Legends tell of a dwarf who figured out how to spin gold into fabric. He began spinning a cloak, but that night as he worked, a star fell from the sky and destroyed him. When elven arcanists examined the crater, they found this cloak. The first elf to wear the cloak found himself drawn to the forest, where he eventually became a leader in Myth Drannor. Later it passed on to a nearby human, who donned the cape and became the first King of Nerath. Decades later it was found on the shoulders of a tiefling who founded Nueva Turotha. Years later a golden cloak was seen on the shoulders of a king of Cormyr, and then on the shoulders of one of the Mages of Saruun in Tethyr. But no matter who wears this cloak, it is clear that it makes a leader. Wear this cloak, and you will be destined to rule.
Whatever happened during the Great Cataclysm, one thing is known and passed down through the stories of Arkhosia’s ancestors: One dragon betrayed the empire, and this betrayal helped whatever happened to occur. Zebukiel was an ambitious gray dragon who betrayed the rulership of Arkhosia, allowing Turathi forces access to some of the main citadels. What happens next is still unknown to history, but it is said that so great was Zebukiel’s betrayal that he was cursed to be unable to die unless it was by a violent slaughter, like that which was visited on his dragonborn and draconic allies in the Great Cataclysm. Most dragonborn feel this is too lenient a sentence.
In the times of the Dawn War (if time even moved as we know it then), the awful battles between the Primordials and the Gods took a backseat to the end of all existence, ushered in by the words of
Tharizdun. So powerful was this prophesy of nullification that it took a physical form: that of a dragon-like creature named Zenobaal. While the gods and primordials fought Tharizdun head-on, their servants were left to deal with Zenobaal. When it roared, its breath was the essence of the cold void of nothingness, making even the physical bodies of the foes it hit yearn for destruction. While many of the Gods’ top generals fell in battle with Zenobaal, the servants of some of the assassin gods were eventually able to succeed in defeating the Prophesy of the End, though some say it infected these archangels with its fatalistic essence, dooming them to becoming the first deva: perpetually dying and being reborn that they might die again. Whether the defeat of the Prophesy meant that it would not come true is unknown, but Tharizdun did not succeed in erasing reality, so perhaps this victory helped.
It is said that somewhere in the Maze is an instrument that came from across the seas, a zither whose notes were saddening that they could not only calm beasts, but also soothe a dark beast’s heart. Centuries ago, it is said that a beautiful maiden played the zither so well that she could influence the hearts of anyone. Her village, including her family and her little sister, were killed by a dragon from the plane of shadows.
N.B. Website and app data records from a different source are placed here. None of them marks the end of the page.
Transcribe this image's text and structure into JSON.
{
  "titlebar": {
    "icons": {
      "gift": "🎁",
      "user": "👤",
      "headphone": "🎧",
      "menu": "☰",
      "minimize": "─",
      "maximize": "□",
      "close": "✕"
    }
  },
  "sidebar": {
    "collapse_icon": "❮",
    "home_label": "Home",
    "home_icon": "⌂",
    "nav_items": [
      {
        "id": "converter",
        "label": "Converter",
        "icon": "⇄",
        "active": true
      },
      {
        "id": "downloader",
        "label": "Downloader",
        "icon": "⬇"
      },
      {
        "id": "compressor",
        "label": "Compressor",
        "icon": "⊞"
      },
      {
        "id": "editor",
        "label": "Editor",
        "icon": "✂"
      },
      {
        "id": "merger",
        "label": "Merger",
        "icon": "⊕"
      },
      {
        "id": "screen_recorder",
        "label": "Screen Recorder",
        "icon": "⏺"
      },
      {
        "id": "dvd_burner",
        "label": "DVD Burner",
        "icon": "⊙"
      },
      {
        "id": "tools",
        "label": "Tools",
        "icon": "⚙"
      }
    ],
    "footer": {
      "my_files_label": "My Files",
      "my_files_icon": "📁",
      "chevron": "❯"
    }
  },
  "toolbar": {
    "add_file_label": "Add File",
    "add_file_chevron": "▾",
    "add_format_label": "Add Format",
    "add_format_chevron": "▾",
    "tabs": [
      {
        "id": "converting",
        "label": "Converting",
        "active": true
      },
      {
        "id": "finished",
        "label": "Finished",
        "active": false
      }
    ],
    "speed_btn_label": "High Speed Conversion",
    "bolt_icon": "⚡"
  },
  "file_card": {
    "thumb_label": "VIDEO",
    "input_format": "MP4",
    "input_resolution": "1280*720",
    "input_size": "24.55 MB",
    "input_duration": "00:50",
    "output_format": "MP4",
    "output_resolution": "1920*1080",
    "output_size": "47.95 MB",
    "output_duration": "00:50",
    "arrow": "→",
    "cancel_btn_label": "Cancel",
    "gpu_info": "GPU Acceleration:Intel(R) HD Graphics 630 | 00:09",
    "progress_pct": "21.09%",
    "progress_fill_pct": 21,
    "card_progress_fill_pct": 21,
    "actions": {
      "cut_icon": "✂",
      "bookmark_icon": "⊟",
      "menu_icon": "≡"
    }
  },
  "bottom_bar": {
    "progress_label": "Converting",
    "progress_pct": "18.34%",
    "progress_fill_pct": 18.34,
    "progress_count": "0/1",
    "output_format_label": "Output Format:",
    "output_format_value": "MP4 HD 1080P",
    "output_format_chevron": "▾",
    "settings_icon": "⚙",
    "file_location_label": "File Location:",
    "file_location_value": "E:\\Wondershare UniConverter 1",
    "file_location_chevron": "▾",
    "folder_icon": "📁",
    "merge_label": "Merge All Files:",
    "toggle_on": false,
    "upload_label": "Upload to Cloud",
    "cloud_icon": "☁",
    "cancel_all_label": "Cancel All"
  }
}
So great was her grief that she poured into her song of mourning that her village fell through the world into the Shadowfell, where her song made even the shadow dragon weep. The dragon’s tears released the souls of those who had died, but by then the woman’s grief had consumed her, and all that remained was the zither. The dragon brought the zither back to our world, and left it in a cave in the Maze where it could not spread its sorrow to anyone else. It is said that any song will gain a sense of sorrow when played on this zither, and that the spirits of the sad dead will be drawn to it.